"Jesus' ministry was essentially liberation on behalf of the poor and the oppressed. I didn't need a doctorate in theology to know that liberation defined the heart of Jesus's ministry. Black people had been preaching and singing about it for centuries."
In May, the lynchings of Ahmaud Arbery, Breonna Taylor, and George Floyd sparked outrage across our country. Demanding justice for their murders, millions have marched in protest throughout not only all 50 states but also the world. The deaths of Ahmaud, Breonna, and George remind us that white supremacy still haunts our country and that we still do not value black life.
Many of us have become aware of our complicity in the systemic oppression of Black bodies and our disturbing indifference to their suffering. Now, many of us are rightly confessing and repenting. However, that’s only the first step. The fight for justice requires that we join the Black community as co-laborers. It’s important to first listen and learn from the people who have fought injustice for over 400 years.
Love Mercy Do Justice has compiled these guides for you to listen and learn, so that you might become an anti-racist co-laborer.
Carefully work through this guide, authored by pastor Joseph Ardayfio, on doing anti-racist work alongside the Black community.
Read this short article on liberatory consciousness by Barbara Love. Libreatory consciousness is a helpful model that enables an individual to live within oppressive systems with awareness and intentionality, and without losing hope.

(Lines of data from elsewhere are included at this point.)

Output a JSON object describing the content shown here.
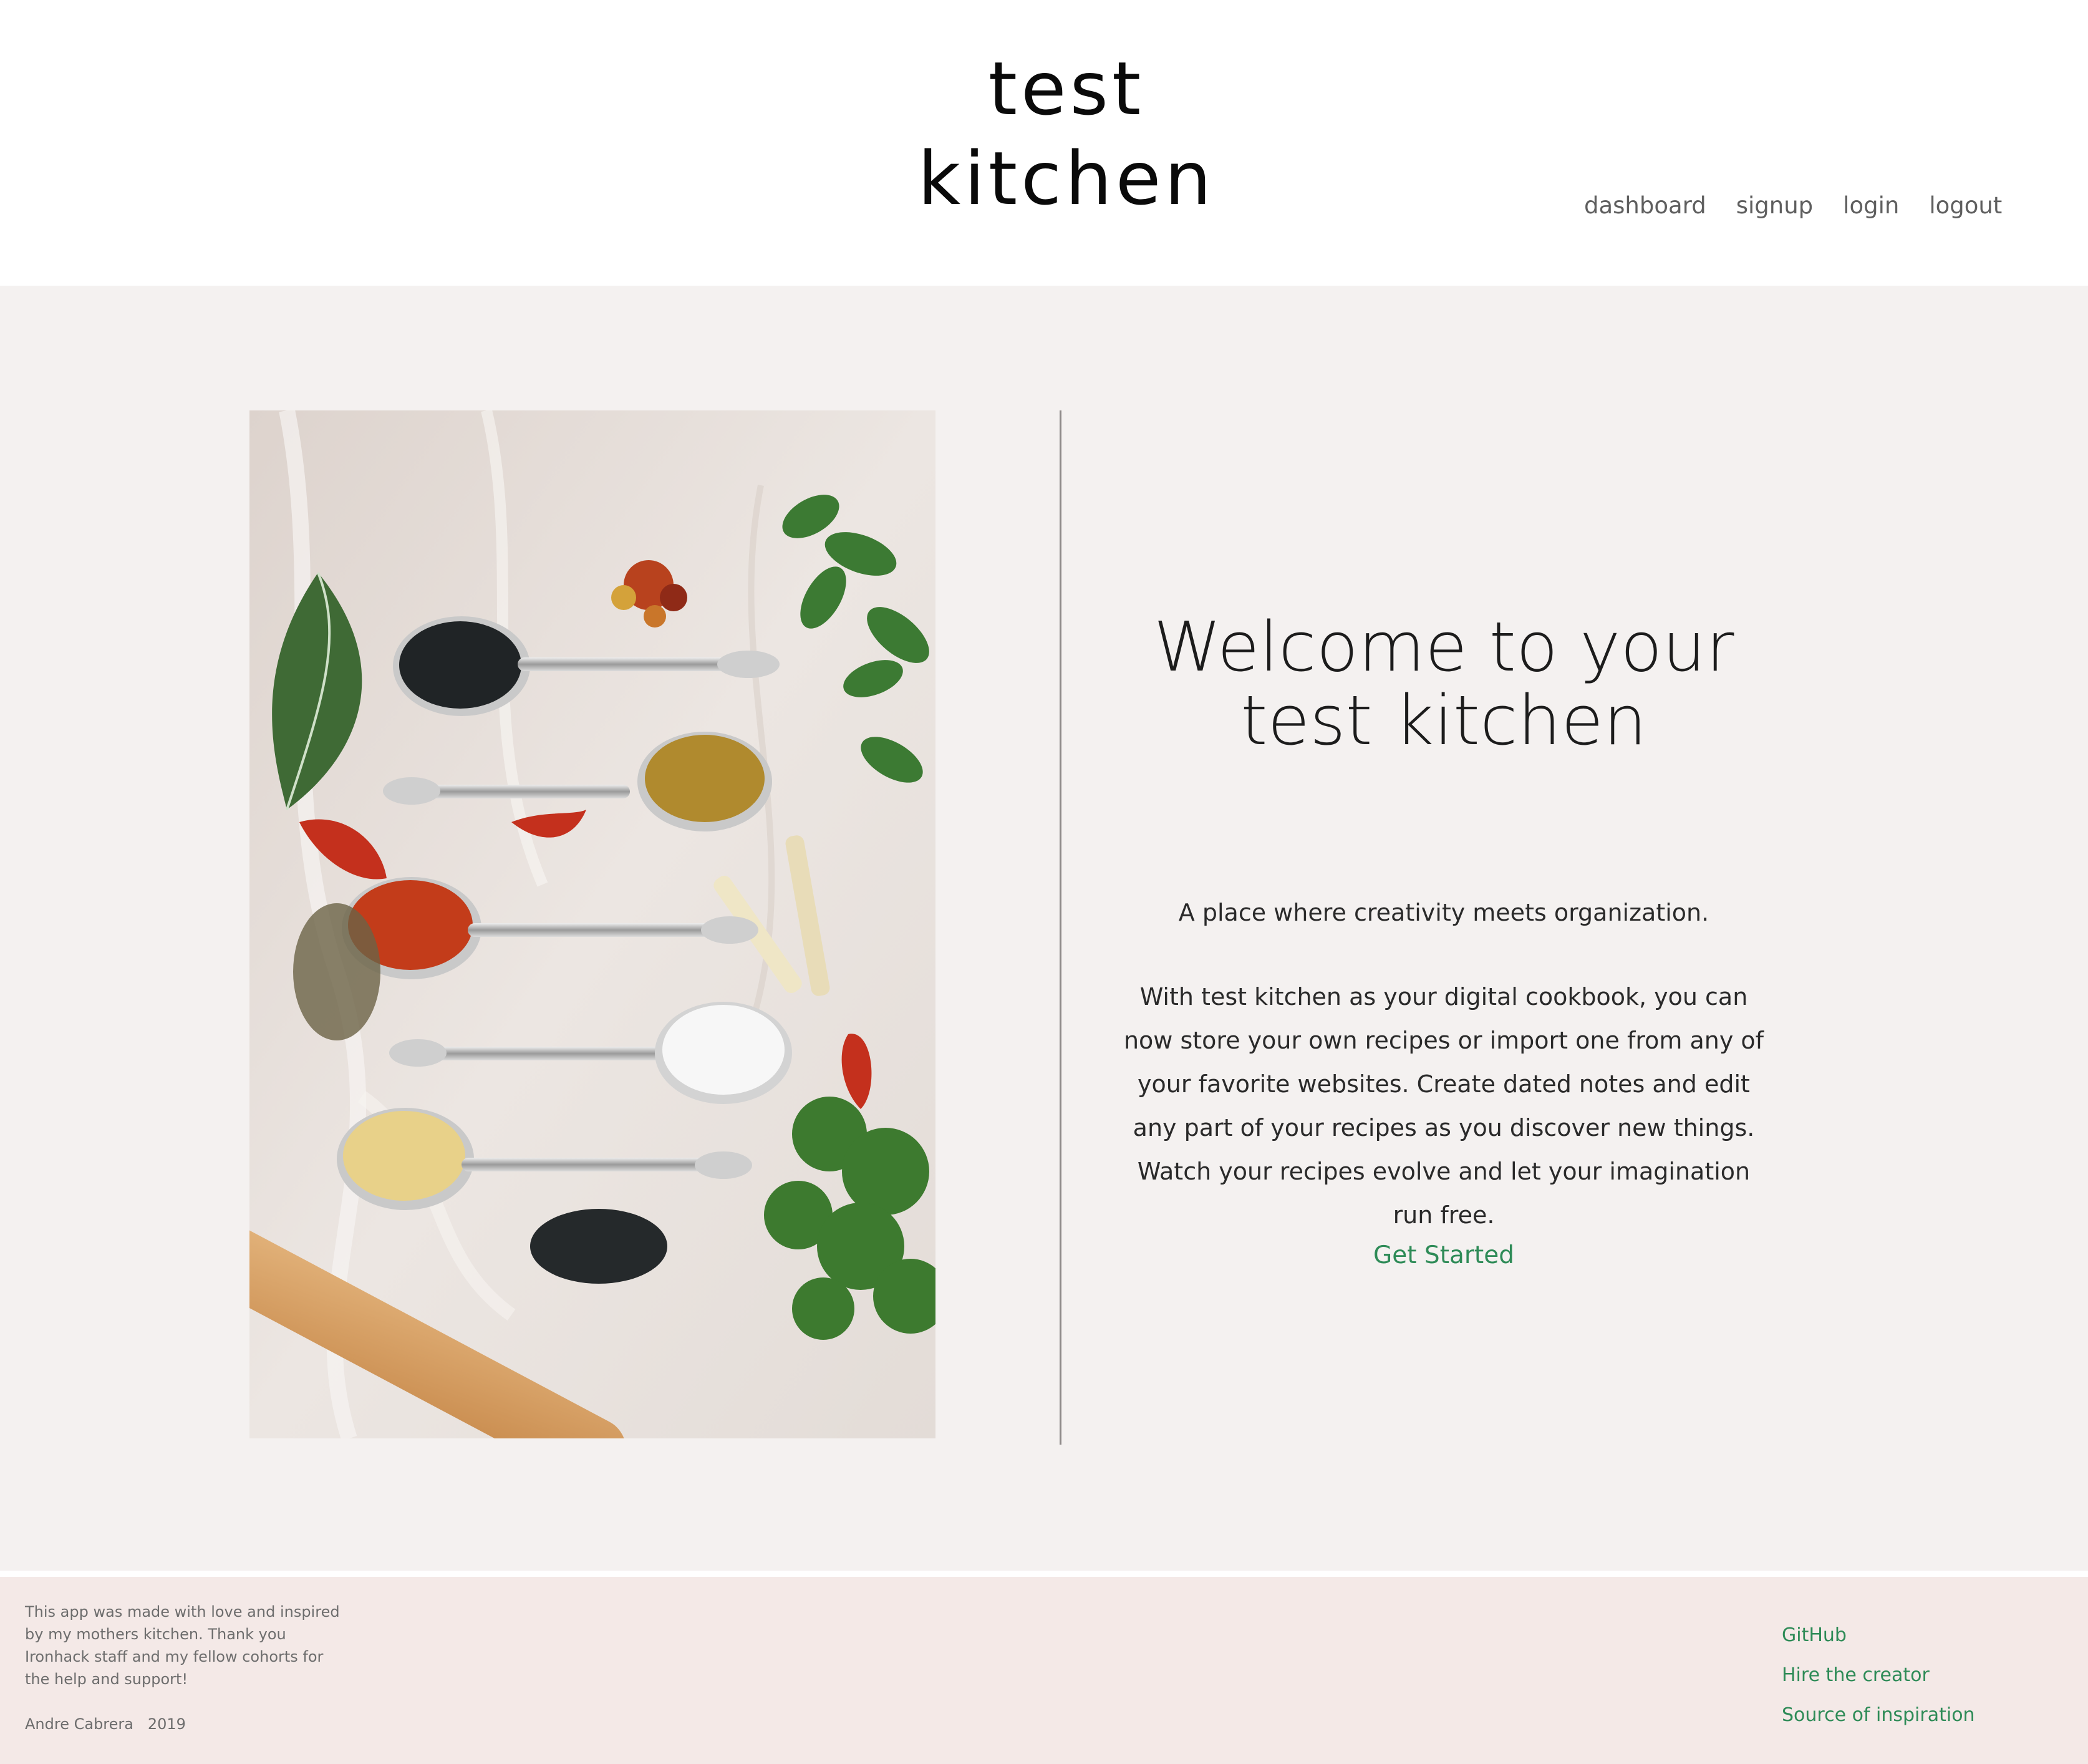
{
  "header": {
    "brand_line1": "test",
    "brand_line2": "kitchen",
    "nav": [
      {
        "label": "dashboard"
      },
      {
        "label": "signup"
      },
      {
        "label": "login"
      },
      {
        "label": "logout"
      }
    ]
  },
  "hero": {
    "image": {
      "subject": "spices-on-spoons-photo"
    },
    "title_line1": "Welcome to your",
    "title_line2": "test kitchen",
    "tagline": "A place where creativity meets organization.",
    "description": "With test kitchen as your digital cookbook, you can now store your own recipes or import one from any of your favorite websites. Create dated notes and edit any part of your recipes as you discover new things. Watch your recipes evolve and let your imagination run free.",
    "cta_label": "Get Started"
  },
  "footer": {
    "about": "This app was made with love and inspired by my mothers kitchen. Thank you Ironhack staff and my fellow cohorts for the help and support!",
    "author": "Andre Cabrera",
    "year": "2019",
    "links": [
      {
        "label": "GitHub"
      },
      {
        "label": "Hire the creator"
      },
      {
        "label": "Source of inspiration"
      }
    ]
  },
  "colors": {
    "page_bg": "#f4f1f0",
    "footer_bg": "#f4e9e7",
    "accent_green": "#2e8b57",
    "nav_text": "#5f5f5f"
  }
}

Check out these resource pages from our denomination’s Love Mercy Do Justice initiative and the Sola Network to find books, articles, and media, in order to delve deeper and learn.
The Love Mercy Do Justice page has resources on lament, a playlist on racial righteousness and lament, books, poems, and ways to engage anti-racism work in community.
The Sola Network page offers helpful annotations of recommended resources. Additionally, at the end of this page, you’ll find resources and articles in other languages. While dialoguing with parents about racism is one of the most important tasks for Asian Americans, often the language barrier makes it really hard to go deeper. We hope that those resources will facilitate meaningful conversation.
It’s always important to critically reflect upon what you’re learning. Consider the questions in this guide by Pastor Rich Villodas. Journal these thoughts, or talk through them with your friends and families.
As you learn, you’ll want to learn how to take action. You can begin researching organizations by starting here.
If you have any questions or need help, please feel free to reach out to our team at firstname.lastname@example.org.